What you have to do
Each line of the material below should be reproduced exactly.

Input data
=== Begin Enclosure ===

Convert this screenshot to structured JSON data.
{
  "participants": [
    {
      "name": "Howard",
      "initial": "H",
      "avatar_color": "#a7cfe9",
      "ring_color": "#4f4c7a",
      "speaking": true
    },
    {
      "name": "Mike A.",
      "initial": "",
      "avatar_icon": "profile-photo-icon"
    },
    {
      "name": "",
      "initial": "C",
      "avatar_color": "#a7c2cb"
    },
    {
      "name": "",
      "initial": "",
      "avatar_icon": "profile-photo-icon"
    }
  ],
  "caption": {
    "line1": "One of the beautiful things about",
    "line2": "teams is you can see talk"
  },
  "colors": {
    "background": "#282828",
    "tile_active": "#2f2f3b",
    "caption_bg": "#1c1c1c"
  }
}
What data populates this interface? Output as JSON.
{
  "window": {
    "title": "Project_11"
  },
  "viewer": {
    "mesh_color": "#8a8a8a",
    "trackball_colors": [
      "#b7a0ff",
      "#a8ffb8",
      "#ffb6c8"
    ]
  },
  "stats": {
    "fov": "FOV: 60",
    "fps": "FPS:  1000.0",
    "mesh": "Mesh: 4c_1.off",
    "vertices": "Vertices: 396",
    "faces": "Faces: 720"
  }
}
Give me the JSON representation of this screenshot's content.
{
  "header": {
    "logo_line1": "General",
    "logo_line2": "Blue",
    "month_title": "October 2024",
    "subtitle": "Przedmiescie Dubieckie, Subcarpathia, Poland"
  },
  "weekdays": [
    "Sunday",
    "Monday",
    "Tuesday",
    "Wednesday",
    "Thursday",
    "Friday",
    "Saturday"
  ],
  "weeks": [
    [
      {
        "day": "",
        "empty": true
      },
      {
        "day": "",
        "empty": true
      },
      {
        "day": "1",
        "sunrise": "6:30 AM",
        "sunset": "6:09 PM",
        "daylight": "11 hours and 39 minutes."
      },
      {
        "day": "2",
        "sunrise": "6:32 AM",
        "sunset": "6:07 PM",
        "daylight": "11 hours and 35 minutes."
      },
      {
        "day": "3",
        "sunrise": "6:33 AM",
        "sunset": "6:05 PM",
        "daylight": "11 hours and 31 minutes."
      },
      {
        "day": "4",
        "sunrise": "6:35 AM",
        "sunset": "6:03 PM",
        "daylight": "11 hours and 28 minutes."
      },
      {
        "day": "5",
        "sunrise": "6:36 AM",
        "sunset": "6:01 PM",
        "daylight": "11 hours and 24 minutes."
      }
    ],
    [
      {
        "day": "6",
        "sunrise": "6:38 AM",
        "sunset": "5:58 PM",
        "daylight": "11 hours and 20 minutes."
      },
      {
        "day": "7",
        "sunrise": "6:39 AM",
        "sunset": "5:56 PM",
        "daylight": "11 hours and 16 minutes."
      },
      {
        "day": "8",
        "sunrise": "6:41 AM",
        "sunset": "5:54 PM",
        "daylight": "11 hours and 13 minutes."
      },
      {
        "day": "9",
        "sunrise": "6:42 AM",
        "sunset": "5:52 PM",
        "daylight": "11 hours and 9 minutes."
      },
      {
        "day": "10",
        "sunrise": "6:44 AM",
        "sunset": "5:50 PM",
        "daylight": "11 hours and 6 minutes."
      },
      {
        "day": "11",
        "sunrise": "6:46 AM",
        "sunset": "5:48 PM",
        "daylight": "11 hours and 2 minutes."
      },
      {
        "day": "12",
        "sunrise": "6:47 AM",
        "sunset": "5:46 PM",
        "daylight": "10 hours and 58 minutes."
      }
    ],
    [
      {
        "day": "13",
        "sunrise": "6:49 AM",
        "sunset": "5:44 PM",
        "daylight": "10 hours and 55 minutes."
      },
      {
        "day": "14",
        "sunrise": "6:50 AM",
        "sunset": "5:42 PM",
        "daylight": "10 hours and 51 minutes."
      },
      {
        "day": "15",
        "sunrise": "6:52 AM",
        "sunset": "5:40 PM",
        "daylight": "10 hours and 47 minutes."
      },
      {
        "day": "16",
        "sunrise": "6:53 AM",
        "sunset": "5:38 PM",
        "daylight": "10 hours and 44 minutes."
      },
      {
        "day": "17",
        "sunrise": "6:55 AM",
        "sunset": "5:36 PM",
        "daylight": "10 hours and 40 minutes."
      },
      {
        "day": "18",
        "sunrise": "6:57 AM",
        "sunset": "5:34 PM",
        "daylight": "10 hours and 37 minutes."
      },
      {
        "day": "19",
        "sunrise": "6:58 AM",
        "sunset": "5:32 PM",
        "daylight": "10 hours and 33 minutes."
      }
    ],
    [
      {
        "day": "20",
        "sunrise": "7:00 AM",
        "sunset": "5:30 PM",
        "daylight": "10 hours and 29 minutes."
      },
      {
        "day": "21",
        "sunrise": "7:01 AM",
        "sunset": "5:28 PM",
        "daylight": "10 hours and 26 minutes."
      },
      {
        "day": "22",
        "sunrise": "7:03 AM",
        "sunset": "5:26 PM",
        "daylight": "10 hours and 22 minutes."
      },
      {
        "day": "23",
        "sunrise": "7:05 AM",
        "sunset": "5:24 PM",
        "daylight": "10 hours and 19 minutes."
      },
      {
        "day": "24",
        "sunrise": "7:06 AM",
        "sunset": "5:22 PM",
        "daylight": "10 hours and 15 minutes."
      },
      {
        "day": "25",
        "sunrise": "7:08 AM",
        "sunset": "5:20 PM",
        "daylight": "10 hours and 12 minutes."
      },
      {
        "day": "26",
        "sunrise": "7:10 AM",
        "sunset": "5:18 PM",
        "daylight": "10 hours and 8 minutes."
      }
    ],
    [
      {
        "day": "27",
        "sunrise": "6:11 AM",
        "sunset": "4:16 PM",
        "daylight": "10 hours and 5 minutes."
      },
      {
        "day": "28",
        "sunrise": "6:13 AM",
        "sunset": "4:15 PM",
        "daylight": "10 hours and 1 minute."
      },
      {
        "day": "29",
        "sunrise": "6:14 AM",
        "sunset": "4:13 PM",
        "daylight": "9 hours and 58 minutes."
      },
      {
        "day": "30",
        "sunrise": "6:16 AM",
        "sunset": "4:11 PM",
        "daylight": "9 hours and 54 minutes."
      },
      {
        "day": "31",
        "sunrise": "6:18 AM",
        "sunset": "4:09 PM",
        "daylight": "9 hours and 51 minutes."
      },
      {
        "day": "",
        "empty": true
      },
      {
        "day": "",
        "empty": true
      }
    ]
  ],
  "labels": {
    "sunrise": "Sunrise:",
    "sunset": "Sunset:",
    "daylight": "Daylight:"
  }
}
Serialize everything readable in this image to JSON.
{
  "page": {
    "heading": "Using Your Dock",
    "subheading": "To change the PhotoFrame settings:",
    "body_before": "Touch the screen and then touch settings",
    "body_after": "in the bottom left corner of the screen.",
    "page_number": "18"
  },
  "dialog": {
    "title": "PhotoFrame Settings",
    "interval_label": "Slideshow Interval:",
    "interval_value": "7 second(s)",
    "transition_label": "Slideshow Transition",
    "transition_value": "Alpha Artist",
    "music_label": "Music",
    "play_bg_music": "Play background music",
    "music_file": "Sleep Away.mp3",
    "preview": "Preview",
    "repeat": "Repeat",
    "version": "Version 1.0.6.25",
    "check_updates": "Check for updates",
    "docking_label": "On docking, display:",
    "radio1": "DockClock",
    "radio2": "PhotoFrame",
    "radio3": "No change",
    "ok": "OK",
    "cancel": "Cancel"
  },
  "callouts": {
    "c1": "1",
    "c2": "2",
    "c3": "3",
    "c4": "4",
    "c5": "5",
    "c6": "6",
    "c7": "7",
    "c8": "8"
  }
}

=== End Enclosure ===

Output for this exercise
Convert this screenshot to structured JSON data.
{
  "participants": [
    {
      "name": "Howard",
      "initial": "H",
      "avatar_color": "#a7cfe9",
      "ring_color": "#4f4c7a",
      "speaking": true
    },
    {
      "name": "Mike A.",
      "initial": "",
      "avatar_icon": "profile-photo-icon"
    },
    {
      "name": "",
      "initial": "C",
      "avatar_color": "#a7c2cb"
    },
    {
      "name": "",
      "initial": "",
      "avatar_icon": "profile-photo-icon"
    }
  ],
  "caption": {
    "line1": "One of the beautiful things about",
    "line2": "teams is you can see talk"
  },
  "colors": {
    "background": "#282828",
    "tile_active": "#2f2f3b",
    "caption_bg": "#1c1c1c"
  }
}
What data populates this interface? Output as JSON.
{
  "window": {
    "title": "Project_11"
  },
  "viewer": {
    "mesh_color": "#8a8a8a",
    "trackball_colors": [
      "#b7a0ff",
      "#a8ffb8",
      "#ffb6c8"
    ]
  },
  "stats": {
    "fov": "FOV: 60",
    "fps": "FPS:  1000.0",
    "mesh": "Mesh: 4c_1.off",
    "vertices": "Vertices: 396",
    "faces": "Faces: 720"
  }
}
Give me the JSON representation of this screenshot's content.
{
  "header": {
    "logo_line1": "General",
    "logo_line2": "Blue",
    "month_title": "October 2024",
    "subtitle": "Przedmiescie Dubieckie, Subcarpathia, Poland"
  },
  "weekdays": [
    "Sunday",
    "Monday",
    "Tuesday",
    "Wednesday",
    "Thursday",
    "Friday",
    "Saturday"
  ],
  "weeks": [
    [
      {
        "day": "",
        "empty": true
      },
      {
        "day": "",
        "empty": true
      },
      {
        "day": "1",
        "sunrise": "6:30 AM",
        "sunset": "6:09 PM",
        "daylight": "11 hours and 39 minutes."
      },
      {
        "day": "2",
        "sunrise": "6:32 AM",
        "sunset": "6:07 PM",
        "daylight": "11 hours and 35 minutes."
      },
      {
        "day": "3",
        "sunrise": "6:33 AM",
        "sunset": "6:05 PM",
        "daylight": "11 hours and 31 minutes."
      },
      {
        "day": "4",
        "sunrise": "6:35 AM",
        "sunset": "6:03 PM",
        "daylight": "11 hours and 28 minutes."
      },
      {
        "day": "5",
        "sunrise": "6:36 AM",
        "sunset": "6:01 PM",
        "daylight": "11 hours and 24 minutes."
      }
    ],
    [
      {
        "day": "6",
        "sunrise": "6:38 AM",
        "sunset": "5:58 PM",
        "daylight": "11 hours and 20 minutes."
      },
      {
        "day": "7",
        "sunrise": "6:39 AM",
        "sunset": "5:56 PM",
        "daylight": "11 hours and 16 minutes."
      },
      {
        "day": "8",
        "sunrise": "6:41 AM",
        "sunset": "5:54 PM",
        "daylight": "11 hours and 13 minutes."
      },
      {
        "day": "9",
        "sunrise": "6:42 AM",
        "sunset": "5:52 PM",
        "daylight": "11 hours and 9 minutes."
      },
      {
        "day": "10",
        "sunrise": "6:44 AM",
        "sunset": "5:50 PM",
        "daylight": "11 hours and 6 minutes."
      },
      {
        "day": "11",
        "sunrise": "6:46 AM",
        "sunset": "5:48 PM",
        "daylight": "11 hours and 2 minutes."
      },
      {
        "day": "12",
        "sunrise": "6:47 AM",
        "sunset": "5:46 PM",
        "daylight": "10 hours and 58 minutes."
      }
    ],
    [
      {
        "day": "13",
        "sunrise": "6:49 AM",
        "sunset": "5:44 PM",
        "daylight": "10 hours and 55 minutes."
      },
      {
        "day": "14",
        "sunrise": "6:50 AM",
        "sunset": "5:42 PM",
        "daylight": "10 hours and 51 minutes."
      },
      {
        "day": "15",
        "sunrise": "6:52 AM",
        "sunset": "5:40 PM",
        "daylight": "10 hours and 47 minutes."
      },
      {
        "day": "16",
        "sunrise": "6:53 AM",
        "sunset": "5:38 PM",
        "daylight": "10 hours and 44 minutes."
      },
      {
        "day": "17",
        "sunrise": "6:55 AM",
        "sunset": "5:36 PM",
        "daylight": "10 hours and 40 minutes."
      },
      {
        "day": "18",
        "sunrise": "6:57 AM",
        "sunset": "5:34 PM",
        "daylight": "10 hours and 37 minutes."
      },
      {
        "day": "19",
        "sunrise": "6:58 AM",
        "sunset": "5:32 PM",
        "daylight": "10 hours and 33 minutes."
      }
    ],
    [
      {
        "day": "20",
        "sunrise": "7:00 AM",
        "sunset": "5:30 PM",
        "daylight": "10 hours and 29 minutes."
      },
      {
        "day": "21",
        "sunrise": "7:01 AM",
        "sunset": "5:28 PM",
        "daylight": "10 hours and 26 minutes."
      },
      {
        "day": "22",
        "sunrise": "7:03 AM",
        "sunset": "5:26 PM",
        "daylight": "10 hours and 22 minutes."
      },
      {
        "day": "23",
        "sunrise": "7:05 AM",
        "sunset": "5:24 PM",
        "daylight": "10 hours and 19 minutes."
      },
      {
        "day": "24",
        "sunrise": "7:06 AM",
        "sunset": "5:22 PM",
        "daylight": "10 hours and 15 minutes."
      },
      {
        "day": "25",
        "sunrise": "7:08 AM",
        "sunset": "5:20 PM",
        "daylight": "10 hours and 12 minutes."
      },
      {
        "day": "26",
        "sunrise": "7:10 AM",
        "sunset": "5:18 PM",
        "daylight": "10 hours and 8 minutes."
      }
    ],
    [
      {
        "day": "27",
        "sunrise": "6:11 AM",
        "sunset": "4:16 PM",
        "daylight": "10 hours and 5 minutes."
      },
      {
        "day": "28",
        "sunrise": "6:13 AM",
        "sunset": "4:15 PM",
        "daylight": "10 hours and 1 minute."
      },
      {
        "day": "29",
        "sunrise": "6:14 AM",
        "sunset": "4:13 PM",
        "daylight": "9 hours and 58 minutes."
      },
      {
        "day": "30",
        "sunrise": "6:16 AM",
        "sunset": "4:11 PM",
        "daylight": "9 hours and 54 minutes."
      },
      {
        "day": "31",
        "sunrise": "6:18 AM",
        "sunset": "4:09 PM",
        "daylight": "9 hours and 51 minutes."
      },
      {
        "day": "",
        "empty": true
      },
      {
        "day": "",
        "empty": true
      }
    ]
  ],
  "labels": {
    "sunrise": "Sunrise:",
    "sunset": "Sunset:",
    "daylight": "Daylight:"
  }
}
Serialize everything readable in this image to JSON.
{
  "page": {
    "heading": "Using Your Dock",
    "subheading": "To change the PhotoFrame settings:",
    "body_before": "Touch the screen and then touch settings",
    "body_after": "in the bottom left corner of the screen.",
    "page_number": "18"
  },
  "dialog": {
    "title": "PhotoFrame Settings",
    "interval_label": "Slideshow Interval:",
    "interval_value": "7 second(s)",
    "transition_label": "Slideshow Transition",
    "transition_value": "Alpha Artist",
    "music_label": "Music",
    "play_bg_music": "Play background music",
    "music_file": "Sleep Away.mp3",
    "preview": "Preview",
    "repeat": "Repeat",
    "version": "Version 1.0.6.25",
    "check_updates": "Check for updates",
    "docking_label": "On docking, display:",
    "radio1": "DockClock",
    "radio2": "PhotoFrame",
    "radio3": "No change",
    "ok": "OK",
    "cancel": "Cancel"
  },
  "callouts": {
    "c1": "1",
    "c2": "2",
    "c3": "3",
    "c4": "4",
    "c5": "5",
    "c6": "6",
    "c7": "7",
    "c8": "8"
  }
}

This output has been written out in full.